States from Laos in 1982. After living in Minnesota for two decades, they moved to
Arkansas in 2005.
Thao and Her have been institutions at the Gateway Farmers’ Market in Texarkana since
about 2010, selling specialty crops including purple sweet potatoes, bok choi and
lemongrass. The two have also gradually worked to expand their operation into poultry
and then cattle — all with the help of microloans from the U.S. Department of Agriculture’s
Farm Service Agency and marketing advice from the Miller County Cooperative Extension
According to the FSA, Thao and Her have contracted with Tyson Foods to raise eggs

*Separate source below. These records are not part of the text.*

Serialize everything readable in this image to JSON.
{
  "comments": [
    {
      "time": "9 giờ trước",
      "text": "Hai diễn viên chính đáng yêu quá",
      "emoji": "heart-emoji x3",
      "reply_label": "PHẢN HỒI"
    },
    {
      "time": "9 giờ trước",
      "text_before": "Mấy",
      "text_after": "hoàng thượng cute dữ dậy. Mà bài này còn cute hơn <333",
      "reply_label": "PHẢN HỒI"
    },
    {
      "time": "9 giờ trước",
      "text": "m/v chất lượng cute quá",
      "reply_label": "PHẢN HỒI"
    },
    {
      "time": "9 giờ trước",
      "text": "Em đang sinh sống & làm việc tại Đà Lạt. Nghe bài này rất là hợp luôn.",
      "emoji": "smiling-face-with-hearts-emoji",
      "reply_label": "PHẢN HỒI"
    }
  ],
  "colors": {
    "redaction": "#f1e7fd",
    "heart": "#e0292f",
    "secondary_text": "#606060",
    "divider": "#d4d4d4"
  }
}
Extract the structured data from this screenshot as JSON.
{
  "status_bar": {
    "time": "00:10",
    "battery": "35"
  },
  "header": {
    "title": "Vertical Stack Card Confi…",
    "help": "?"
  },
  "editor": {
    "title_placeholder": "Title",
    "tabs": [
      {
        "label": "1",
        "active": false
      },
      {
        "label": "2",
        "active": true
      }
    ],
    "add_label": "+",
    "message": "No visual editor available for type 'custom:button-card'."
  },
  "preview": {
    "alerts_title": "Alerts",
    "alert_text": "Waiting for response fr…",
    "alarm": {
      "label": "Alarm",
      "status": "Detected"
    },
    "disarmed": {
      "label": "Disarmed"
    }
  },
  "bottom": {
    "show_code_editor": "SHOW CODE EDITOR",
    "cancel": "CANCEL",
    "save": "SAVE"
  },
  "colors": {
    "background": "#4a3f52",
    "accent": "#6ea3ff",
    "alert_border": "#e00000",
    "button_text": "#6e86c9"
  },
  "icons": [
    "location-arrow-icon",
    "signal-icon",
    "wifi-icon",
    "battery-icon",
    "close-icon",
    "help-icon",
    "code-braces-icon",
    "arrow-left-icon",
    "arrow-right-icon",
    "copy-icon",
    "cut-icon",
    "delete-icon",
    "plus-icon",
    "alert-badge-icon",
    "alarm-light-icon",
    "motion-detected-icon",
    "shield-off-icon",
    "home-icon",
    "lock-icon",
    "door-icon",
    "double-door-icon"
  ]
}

for several years, supplying labor and management. In 2016, Thao applied for and received
a USDA microloan of $30,000 to purchase 22 cows, one bull and 40 acres of grazing
Jennifer Caraway, Miller County agricultural agent, said that when growers expand
into new areas, such as cattle production, she does her best to help them map out
a strategy for success by first understanding the market.
“I knew Mr. Thao through the Gateway Farmers’ Market,” Miller said. “They had some
questions about cattle operations, so I traveled to their farm to talk.”
Miller said that growers should first understand their own production capacity, and
what that means for their profitability and ability to compete in the marketplace.
“One of the things I talk to smaller producers about is, if they don’t have a lot
of acreage, they need to consider niche marketing,” Miller said. “Maybe growing organically,
or grass fed, or something of that nature.”
While Thao and Her are just two of many small farm operations throughout Arkansas,
they hope to succeed through effective marketing.
“Agriculture is in my blood,” Thao told the FSA. “My family has always done agriculture,
and agriculture is interesting to me. I like being outside and to work alone.”
To learn about microloans and marketing, contact your local Cooperative Extension
Service agent or visit www.uaex.uada.edu.
About the Division of Agriculture
The University of Arkansas System Division of Agriculture’s mission is to strengthen
agriculture, communities, and families by connecting trusted research to the adoption
of best practices. Through the Agricultural Experiment Station and the Cooperative
Extension Service, the Division of Agriculture conducts research and extension work
within the nation’s historic land grant education system.
The Division of Agriculture is one of 20 entities within the University of Arkansas
System. It has offices in all 75 counties in Arkansas and faculty on five system campuses.
The University of Arkansas System Division of Agriculture offers all its Extension
and Research programs to all eligible persons without regard to race, color, sex,
gender identity, sexual orientation, national origin, religion, age, disability, marital
or veteran status, genetic information, or any other legally protected status, and
is an Affirmative Action/Equal Opportunity Employer.
# # #
Media Contact: Mary HightowerDir. of Communication ServicesU of A System Division of AgricultureCooperative Extension Service(501) firstname.lastname@example.org